Morocco to Become Africa’s Gateway: OBG Report

New York – Morocco is on its way to becoming a main gateway to Africa due to its strong economic ties with the African continent, according to the Oxford Business Group’s 2015 report.The British company’s current report noted that Morocco’s overall trade with Africa is in its developmental phase and rapidly expanding, while Europe remains Morocco’s main trading partner.Moroccan economy showed a steady growth, primarily due to the launch of new markets in sub-Saharan Africa explored by the country’s private sector.
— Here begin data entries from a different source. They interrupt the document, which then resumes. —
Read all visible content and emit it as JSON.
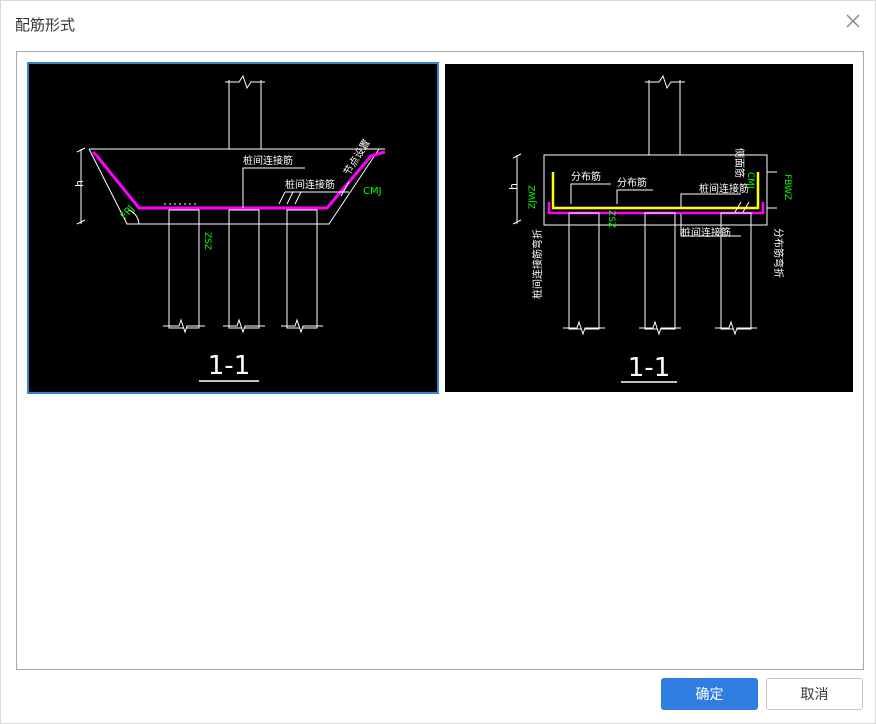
{
  "dialog": {
    "title": "配筋形式",
    "ok_label": "确定",
    "cancel_label": "取消"
  },
  "options": [
    {
      "section_label": "1-1",
      "labels": {
        "between_pile": "桩间连接筋",
        "between_pile_2": "桩间连接筋",
        "slope": "节点设置",
        "h": "h",
        "fp": "FPJ",
        "cm": "CMJ",
        "zs": "ZSZ"
      },
      "selected": true
    },
    {
      "section_label": "1-1",
      "labels": {
        "dist1": "分布筋",
        "dist2": "分布筋",
        "between_pile": "桩间连接筋",
        "between_pile_bottom": "桩间连接筋",
        "side": "侧面筋",
        "h": "h",
        "zjwz": "ZJWZ",
        "pile_bend": "桩间连接筋弯折",
        "cmj": "CMJ",
        "fbwz": "FBWZ",
        "dist_bend": "分布筋弯折",
        "zs": "ZSZ"
      },
      "selected": false
    }
  ]
}
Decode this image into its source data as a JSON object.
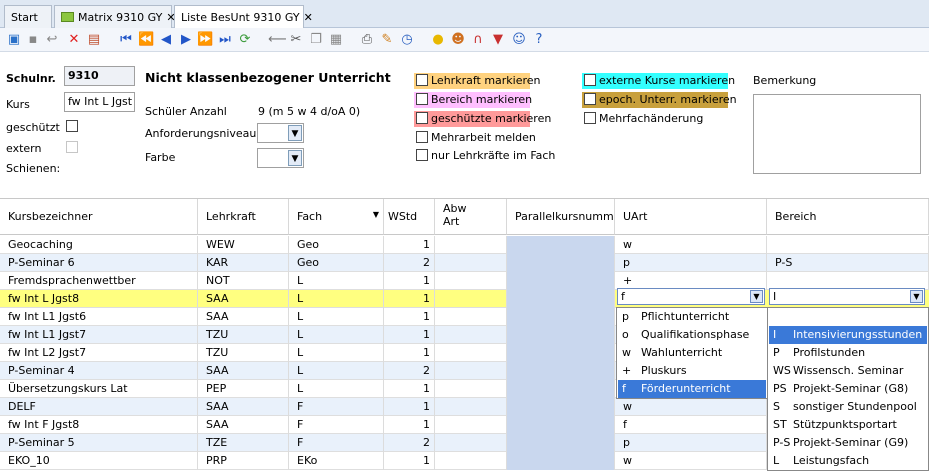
{
  "tabs": [
    {
      "label": "Start"
    },
    {
      "label": "Matrix 9310 GY"
    },
    {
      "label": "Liste BesUnt 9310 GY"
    }
  ],
  "toolbar_icons": [
    "new-icon",
    "save-icon",
    "undo-icon",
    "delete-icon",
    "calc-icon",
    "first-icon",
    "prev-page-icon",
    "prev-icon",
    "next-icon",
    "next-page-icon",
    "last-icon",
    "refresh-icon",
    "back-arrow-icon",
    "cut-icon",
    "copy-icon",
    "paste-icon",
    "print-icon",
    "brush-icon",
    "clock-icon",
    "bulb-icon",
    "users-icon",
    "magnet-icon",
    "filter-icon",
    "group-icon",
    "help-icon"
  ],
  "form": {
    "schulnr_label": "Schulnr.",
    "schulnr_value": "9310",
    "kurs_label": "Kurs",
    "kurs_value": "fw Int L Jgst",
    "geschuetzt_label": "geschützt",
    "extern_label": "extern",
    "schienen_label": "Schienen:",
    "title": "Nicht klassenbezogener Unterricht",
    "schueler_label": "Schüler Anzahl",
    "schueler_value": "9 (m 5 w 4 d/oA 0)",
    "anforderung_label": "Anforderungsniveau",
    "farbe_label": "Farbe",
    "lehrkraft_mark": "Lehrkraft markieren",
    "bereich_mark": "Bereich markieren",
    "geschuetzte_mark": "geschützte markieren",
    "mehrarbeit": "Mehrarbeit melden",
    "nur_lehrkraefte": "nur Lehrkräfte im Fach",
    "externe_mark": "externe Kurse markieren",
    "epoch_mark": "epoch. Unterr. markieren",
    "mehrfach": "Mehrfachänderung",
    "bemerkung_label": "Bemerkung",
    "colors": {
      "lehrkraft": "#ffd27f",
      "bereich": "#ffbfff",
      "geschuetzte": "#ff9a9a",
      "externe": "#33ffff",
      "epoch": "#c8a03c"
    }
  },
  "grid": {
    "headers": [
      "Kursbezeichner",
      "Lehrkraft",
      "Fach",
      "WStd",
      "Abw Art",
      "Parallelkursnummer",
      "UArt",
      "Bereich"
    ],
    "rows": [
      [
        "Geocaching",
        "WEW",
        "Geo",
        "1",
        "",
        "",
        "w",
        ""
      ],
      [
        "P-Seminar 6",
        "KAR",
        "Geo",
        "2",
        "",
        "",
        "p",
        "P-S"
      ],
      [
        "Fremdsprachenwettber",
        "NOT",
        "L",
        "1",
        "",
        "",
        "+",
        ""
      ],
      [
        "fw Int L Jgst8",
        "SAA",
        "L",
        "1",
        "",
        "",
        "f",
        "I"
      ],
      [
        "fw Int L1 Jgst6",
        "SAA",
        "L",
        "1",
        "",
        "",
        "",
        ""
      ],
      [
        "fw Int L1 Jgst7",
        "TZU",
        "L",
        "1",
        "",
        "",
        "",
        ""
      ],
      [
        "fw Int L2 Jgst7",
        "TZU",
        "L",
        "1",
        "",
        "",
        "",
        ""
      ],
      [
        "P-Seminar 4",
        "SAA",
        "L",
        "2",
        "",
        "",
        "",
        ""
      ],
      [
        "Übersetzungskurs Lat",
        "PEP",
        "L",
        "1",
        "",
        "",
        "",
        ""
      ],
      [
        "DELF",
        "SAA",
        "F",
        "1",
        "",
        "",
        "w",
        ""
      ],
      [
        "fw Int F Jgst8",
        "SAA",
        "F",
        "1",
        "",
        "",
        "f",
        ""
      ],
      [
        "P-Seminar 5",
        "TZE",
        "F",
        "2",
        "",
        "",
        "p",
        ""
      ],
      [
        "EKO_10",
        "PRP",
        "EKo",
        "1",
        "",
        "",
        "w",
        ""
      ]
    ]
  },
  "uart_dropdown": [
    {
      "code": "p",
      "label": "Pflichtunterricht"
    },
    {
      "code": "o",
      "label": "Qualifikationsphase"
    },
    {
      "code": "w",
      "label": "Wahlunterricht"
    },
    {
      "code": "+",
      "label": "Pluskurs"
    },
    {
      "code": "f",
      "label": "Förderunterricht"
    }
  ],
  "bereich_dropdown": [
    {
      "code": "",
      "label": ""
    },
    {
      "code": "I",
      "label": "Intensivierungsstunden"
    },
    {
      "code": "P",
      "label": "Profilstunden"
    },
    {
      "code": "WS",
      "label": "Wissensch. Seminar"
    },
    {
      "code": "PS",
      "label": "Projekt-Seminar (G8)"
    },
    {
      "code": "S",
      "label": "sonstiger Stundenpool"
    },
    {
      "code": "ST",
      "label": "Stützpunktsportart"
    },
    {
      "code": "P-S",
      "label": "Projekt-Seminar (G9)"
    },
    {
      "code": "L",
      "label": "Leistungsfach"
    }
  ]
}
According to OBG, Morocco has greatly benefitted from foreign investments, which have doubled since 2011.Another benefit to the country’s economic growth has been the increase of value in Moroccan exports and the decline in oil prices, which allowed the government to reduce the trade deficit by 6.2 percent in 2014, the OBG reported.The transport sector in Morocco has undergone a vast development with the construction of new highways across major cities, the installment of railways and the increase in commercial air transport.The plans for structural expansion of the Tanger-Med port will allegedly facilitate the handling of cargo and new logistic and management areas, the OBG said.Morocco’s plans to attract more tourists and the increase of air traffic coupled with the surge of airline schedules connecting the nation’s major cities to other parts of the world, including the African continent, confirms Morocco as a continental gateway.The global leader in business intelligence group shed light on Morocco’s manufacturing sector, which has shown a massive growth in recent years, namely in the automotive and business aviation industries.The establishment of more than 100 global companies in Moroccan territory thanks to its convenient geographical location plays an important role in the continental trade among growing African markets.The OBG’s 2015 report noted that manufacturing production in the North African nation rose in an average of 8 percent annually since 2012, aided in part by the Moroccan government.

Leave a Reply

Your email address will not be published. Required fields are marked *